* **WHAT YOU WILL DO**: What is wanted is an exact copy of all the entries.

* **Excerpts from an interface dataset**:

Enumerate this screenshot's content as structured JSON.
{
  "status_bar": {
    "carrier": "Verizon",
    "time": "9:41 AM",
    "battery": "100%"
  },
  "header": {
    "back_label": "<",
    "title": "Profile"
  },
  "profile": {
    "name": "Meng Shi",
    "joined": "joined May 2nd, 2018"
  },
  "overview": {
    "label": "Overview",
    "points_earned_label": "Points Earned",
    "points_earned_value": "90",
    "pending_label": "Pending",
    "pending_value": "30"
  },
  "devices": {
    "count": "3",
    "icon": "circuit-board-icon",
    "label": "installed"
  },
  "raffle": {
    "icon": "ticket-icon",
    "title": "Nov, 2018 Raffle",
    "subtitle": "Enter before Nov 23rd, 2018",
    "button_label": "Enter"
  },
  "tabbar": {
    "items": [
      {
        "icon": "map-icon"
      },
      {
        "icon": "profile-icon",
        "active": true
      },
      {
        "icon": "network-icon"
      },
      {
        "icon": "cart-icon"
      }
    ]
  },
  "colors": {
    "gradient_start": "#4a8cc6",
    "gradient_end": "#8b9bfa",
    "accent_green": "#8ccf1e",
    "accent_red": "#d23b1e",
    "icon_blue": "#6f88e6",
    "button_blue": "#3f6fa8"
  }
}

* **YOUR RESPONSE**:
Enumerate this screenshot's content as structured JSON.
{
  "status_bar": {
    "carrier": "Verizon",
    "time": "9:41 AM",
    "battery": "100%"
  },
  "header": {
    "back_label": "<",
    "title": "Profile"
  },
  "profile": {
    "name": "Meng Shi",
    "joined": "joined May 2nd, 2018"
  },
  "overview": {
    "label": "Overview",
    "points_earned_label": "Points Earned",
    "points_earned_value": "90",
    "pending_label": "Pending",
    "pending_value": "30"
  },
  "devices": {
    "count": "3",
    "icon": "circuit-board-icon",
    "label": "installed"
  },
  "raffle": {
    "icon": "ticket-icon",
    "title": "Nov, 2018 Raffle",
    "subtitle": "Enter before Nov 23rd, 2018",
    "button_label": "Enter"
  },
  "tabbar": {
    "items": [
      {
        "icon": "map-icon"
      },
      {
        "icon": "profile-icon",
        "active": true
      },
      {
        "icon": "network-icon"
      },
      {
        "icon": "cart-icon"
      }
    ]
  },
  "colors": {
    "gradient_start": "#4a8cc6",
    "gradient_end": "#8b9bfa",
    "accent_green": "#8ccf1e",
    "accent_red": "#d23b1e",
    "icon_blue": "#6f88e6",
    "button_blue": "#3f6fa8"
  }
}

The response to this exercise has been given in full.